* [Task directions]
Using the entries that follow, report the number of lines that include the string "numbers", without any other text.

* [Data supplied]
==*==
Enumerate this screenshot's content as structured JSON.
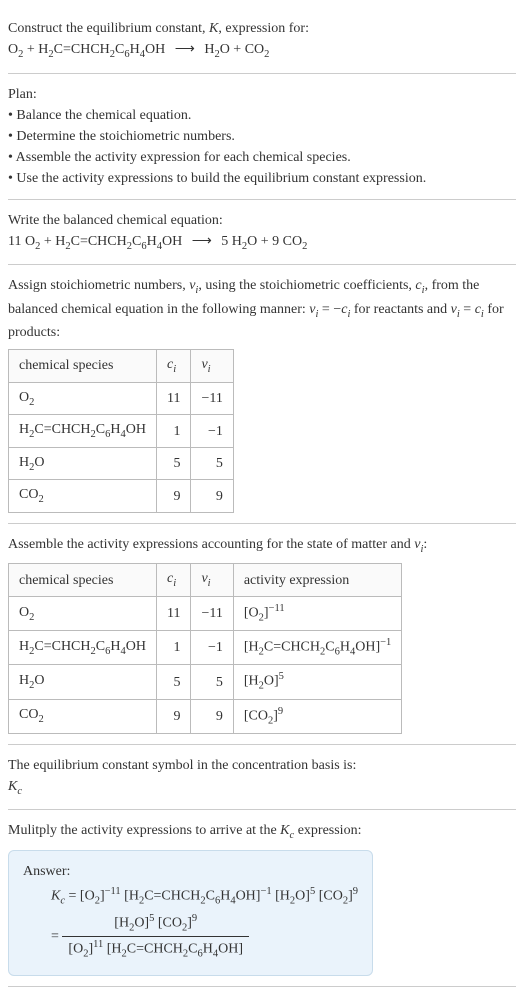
{
  "intro": {
    "line1_a": "Construct the equilibrium constant, ",
    "line1_b": ", expression for:",
    "K": "K",
    "eq_lhs_a": "O",
    "eq_lhs_b": " + H",
    "eq_lhs_c": "C=CHCH",
    "eq_lhs_d": "C",
    "eq_lhs_e": "H",
    "eq_lhs_f": "OH",
    "arrow": "⟶",
    "eq_rhs_a": "H",
    "eq_rhs_b": "O + CO"
  },
  "plan": {
    "header": "Plan:",
    "b1": "• Balance the chemical equation.",
    "b2": "• Determine the stoichiometric numbers.",
    "b3": "• Assemble the activity expression for each chemical species.",
    "b4": "• Use the activity expressions to build the equilibrium constant expression."
  },
  "balanced": {
    "header": "Write the balanced chemical equation:",
    "c1": "11 O",
    "c2": " + H",
    "c3": "C=CHCH",
    "c4": "C",
    "c5": "H",
    "c6": "OH",
    "arrow": "⟶",
    "c7": "5 H",
    "c8": "O + 9 CO"
  },
  "stoich": {
    "p1": "Assign stoichiometric numbers, ",
    "nu": "ν",
    "sub_i": "i",
    "p2": ", using the stoichiometric coefficients, ",
    "c": "c",
    "p3": ", from the balanced chemical equation in the following manner: ",
    "rel1a": " = −",
    "p4": " for reactants and ",
    "rel2a": " = ",
    "p5": " for products:",
    "h_species": "chemical species",
    "h_c": "c",
    "h_nu": "ν",
    "rows": [
      {
        "sp_a": "O",
        "sp_b": "",
        "c": "11",
        "nu": "−11"
      },
      {
        "sp_a": "H",
        "sp_b": "C=CHCH",
        "sp_c": "C",
        "sp_d": "H",
        "sp_e": "OH",
        "c": "1",
        "nu": "−1"
      },
      {
        "sp_a": "H",
        "sp_b": "O",
        "c": "5",
        "nu": "5"
      },
      {
        "sp_a": "CO",
        "sp_b": "",
        "c": "9",
        "nu": "9"
      }
    ]
  },
  "activity": {
    "p1": "Assemble the activity expressions accounting for the state of matter and ",
    "nu": "ν",
    "sub_i": "i",
    "p2": ":",
    "h_species": "chemical species",
    "h_c": "c",
    "h_nu": "ν",
    "h_act": "activity expression",
    "rows": [
      {
        "c": "11",
        "nu": "−11",
        "exp": "−11"
      },
      {
        "c": "1",
        "nu": "−1",
        "exp": "−1"
      },
      {
        "c": "5",
        "nu": "5",
        "exp": "5"
      },
      {
        "c": "9",
        "nu": "9",
        "exp": "9"
      }
    ]
  },
  "symbol": {
    "p1": "The equilibrium constant symbol in the concentration basis is:",
    "Kc": "K",
    "sub_c": "c"
  },
  "multiply": {
    "p1": "Mulitply the activity expressions to arrive at the ",
    "Kc": "K",
    "sub_c": "c",
    "p2": " expression:"
  },
  "answer": {
    "label": "Answer:",
    "Kc": "K",
    "sub_c": "c",
    "eq": " = ",
    "o2exp": "−11",
    "chavexp": "−1",
    "h2oexp": "5",
    "co2exp": "9",
    "o2den": "11"
  },
  "nums": {
    "two": "2",
    "four": "4",
    "six": "6"
  }
}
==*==
* [Problem solution]
2